The next step in making multigrain bread is to mix the ingredients together. This process is done by hand or by machine. When done by hand, the baker must work carefully and not overmix the dough as this will result in an overly dense, tough bread. When done by machine, the dough can be mixed more quickly. After the ingredients are mixed together, the dough is left to rest for several hours to allow the flavors to marry and develop.
The Shaping Process
After the dough has had a chance to rest, it is then kneaded and shaped into loaves. If a soft texture is desired, the dough is quickly kneaded. If a crunchier texture is desired, the dough can be kneaded for longer. Once shaped, the loaves are placed into prepared pans and allowed to rise in a warm, moist environment.
The Baking Process
When the loaves have risen, they can then be transferred to an oven and baked. During the baking process, the flavor and texture of the bread develops. During the baking process, the water evaporates and the starches are gelatinized. This produces the unique texture and flavor of multigrain bread.
The Cooling Process
When the baking process is finished, the loaves are removed from the oven and allowed to cool completely. This allows the starches to firm up and the structure of the bread to fully develop.
The Packaging Process
After the bread has cooled, it is then ready to be packaged and shipped. Multigrain bread is usually packaged in airtight containers or bags in order to retain its freshness. The packaging and labeling of the bread are designed to ensure that it can reach its destination safely and securely.
Traveling to the Dinner Table
Once the bread is packaged and ready to go, it is shipped to its destination. How long it takes for the bread to get from the bakery to the dinner table depends on how far away the recipient is. Once the bread arrives at its destination, it is now ready to be enjoyed.
The Enjoyment Process
At this point, the bread is ready to be enjoyed. Whether it is eaten as it is, toast, or used to make a sandwich or other dish, multigrain bread is a flavorful and healthy option. With the combination of flavors and textures from its various grain flours, multigrain bread can be a great addition to any meal.
Multigrain bread can be a delicious and nutritious addition to any meal. From the selection of quality ingredients to the baking process, multigrain bread has a unique process that ensures a flavorful and unique result. By understanding the journey of multigrain bread from the bakery to the dinner plate, you can better appreciate just how complex and delicious the final product is.
|Vitamin E||0.37 mg|
|Vitamin K||0.0014 mg|
|Vitamin C||0.1 mg|
|Vitamin B1||0.28 mg|

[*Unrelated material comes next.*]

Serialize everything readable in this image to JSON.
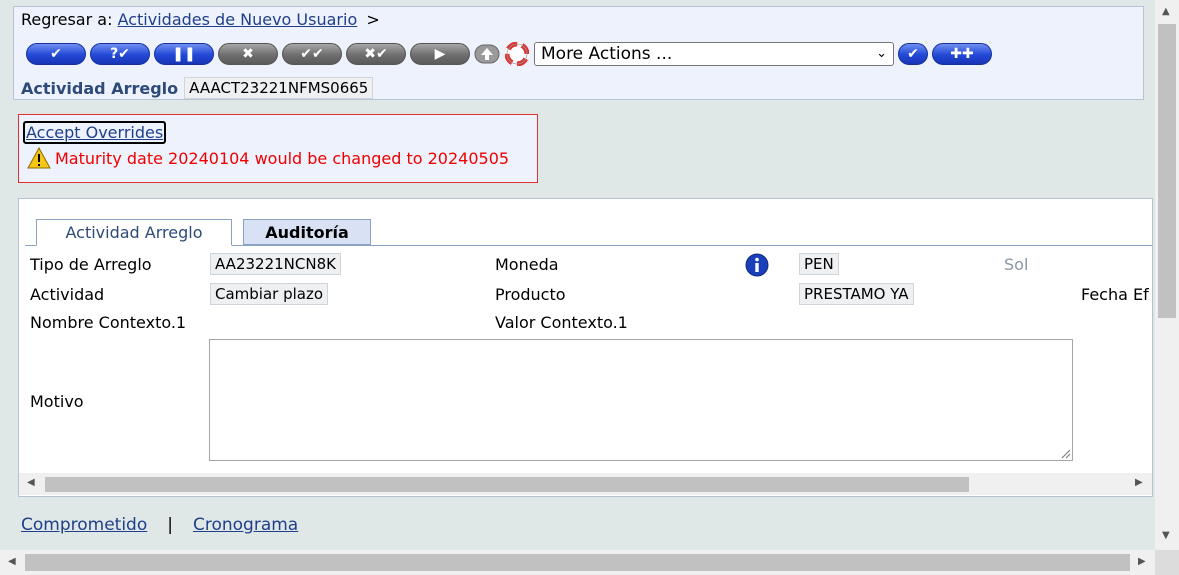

|Vitamin B2||0.13 mg|
|Vitamin B3||0.00404 grams|
|Vitamin B4||0.022 grams|
|Vitamin B5||0.34 mg|
|Vitamin B6||0.26 mg|
|Vitamin B9||0.075 mg|

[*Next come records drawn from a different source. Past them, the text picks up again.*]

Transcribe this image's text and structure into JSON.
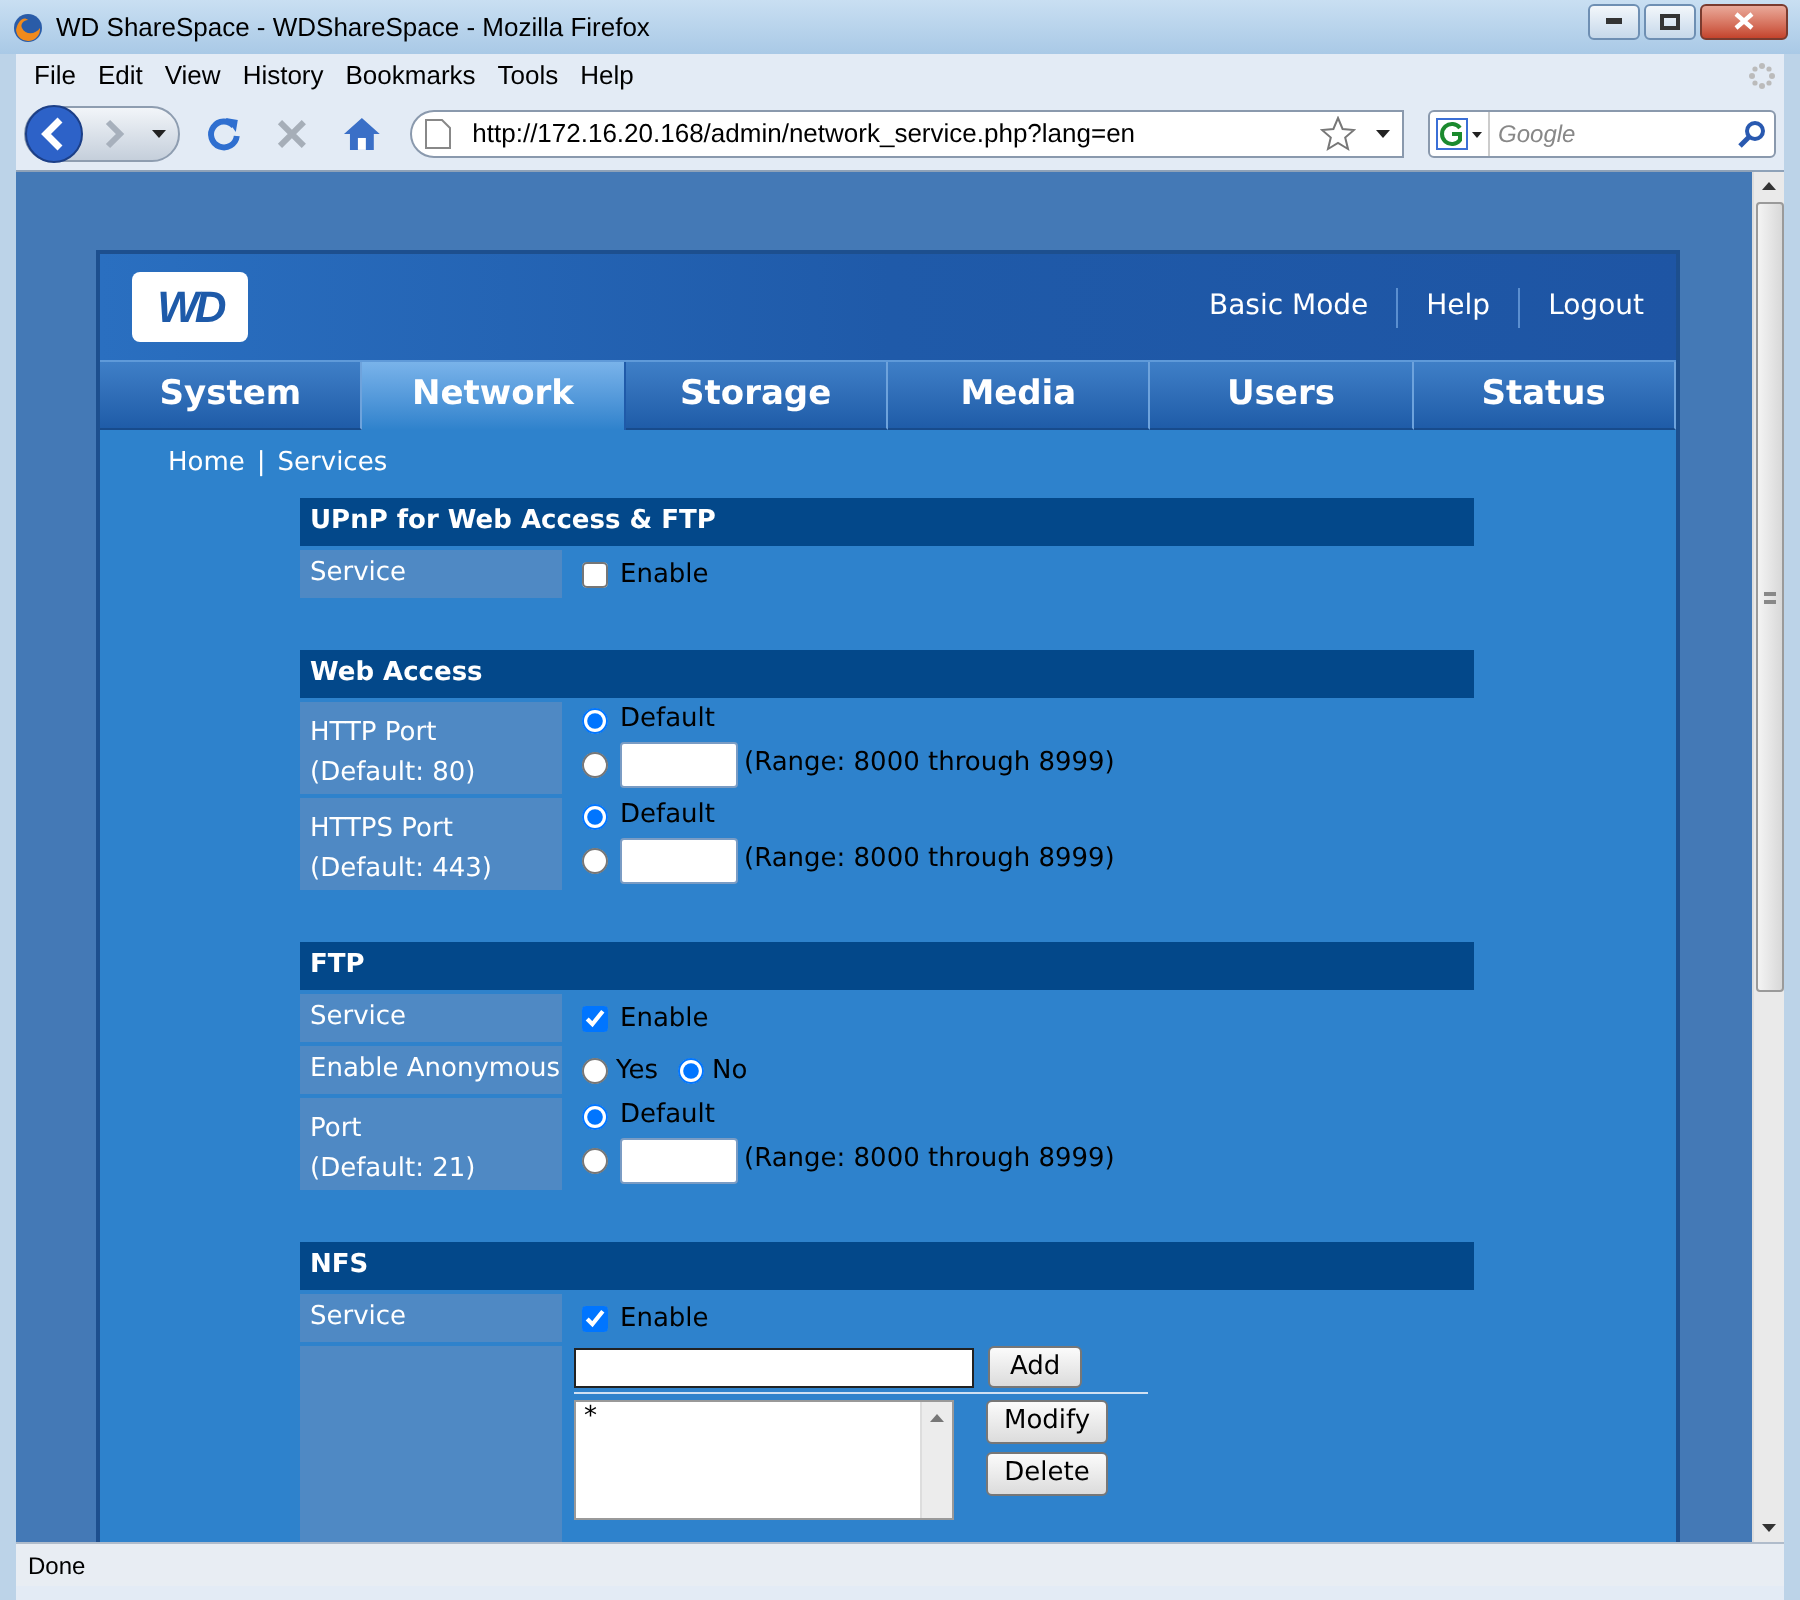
{
  "window": {
    "title": "WD ShareSpace - WDShareSpace - Mozilla Firefox"
  },
  "menu": [
    "File",
    "Edit",
    "View",
    "History",
    "Bookmarks",
    "Tools",
    "Help"
  ],
  "toolbar": {
    "url": "http://172.16.20.168/admin/network_service.php?lang=en",
    "search_placeholder": "Google"
  },
  "header": {
    "logo": "WD",
    "links": [
      "Basic Mode",
      "Help",
      "Logout"
    ]
  },
  "tabs": [
    {
      "label": "System",
      "selected": false
    },
    {
      "label": "Network",
      "selected": true
    },
    {
      "label": "Storage",
      "selected": false
    },
    {
      "label": "Media",
      "selected": false
    },
    {
      "label": "Users",
      "selected": false
    },
    {
      "label": "Status",
      "selected": false
    }
  ],
  "breadcrumb": {
    "items": [
      "Home",
      "Services"
    ],
    "separator": "|"
  },
  "sections": [
    {
      "title": "UPnP for Web Access & FTP",
      "rows": [
        {
          "kind": "checkbox",
          "label": "Service",
          "text": "Enable",
          "checked": false
        }
      ]
    },
    {
      "title": "Web Access",
      "rows": [
        {
          "kind": "port",
          "label": "HTTP Port",
          "note": "(Default: 80)",
          "default_text": "Default",
          "default_selected": true,
          "custom_selected": false,
          "hint": "(Range: 8000 through 8999)"
        },
        {
          "kind": "port",
          "label": "HTTPS Port",
          "note": "(Default: 443)",
          "default_text": "Default",
          "default_selected": true,
          "custom_selected": false,
          "hint": "(Range: 8000 through 8999)"
        }
      ]
    },
    {
      "title": "FTP",
      "rows": [
        {
          "kind": "checkbox",
          "label": "Service",
          "text": "Enable",
          "checked": true
        },
        {
          "kind": "radios",
          "label": "Enable Anonymous",
          "options": [
            {
              "text": "Yes",
              "selected": false
            },
            {
              "text": "No",
              "selected": true
            }
          ]
        },
        {
          "kind": "port",
          "label": "Port",
          "note": "(Default: 21)",
          "default_text": "Default",
          "default_selected": true,
          "custom_selected": false,
          "hint": "(Range: 8000 through 8999)"
        }
      ]
    },
    {
      "title": "NFS",
      "rows": [
        {
          "kind": "checkbox",
          "label": "Service",
          "text": "Enable",
          "checked": true
        },
        {
          "kind": "list_editor",
          "add": "Add",
          "items": [
            "*"
          ],
          "buttons": [
            "Modify",
            "Delete"
          ]
        }
      ]
    }
  ],
  "status_bar": "Done"
}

Daily Value 1.3 g
Daily Value 0.018 g
Daily Value 0.4 g
Daily Value 1.25 g
Daily Value 4.7 g
Daily Value 2.3 g
Daily Value 0.011 g
Daily Value 0.9 mg
Daily Value 0.0023 g
Daily Value 0.055 mg
|Aspartic Acid||0.554 grams|
|Glutamic Acid||2.195 grams|
|Total Sugars||6.4 grams||
|Palmitic acid (16:0)||0.51 grams||
|Stearic acid (18:0)||0.36 grams||
|Behenic acid (22:0)||0.01 grams||
|Total Saturated fatty acids:||0.88 g|
|Oleic acid (18:1)||0.73 grams||
|Palmitoleic acid (16:1)||0.02 grams||
|Gadoleic acid (20:1)||0.01 grams||
|Total Monounsaturated fatty acids:||0.76 g|
|Linolenic acid (18:3)||0.21 grams||
|Linoleic acid (18:2)||1.67 grams||
|Total Polyunsaturated fatty acids:||1.88 g|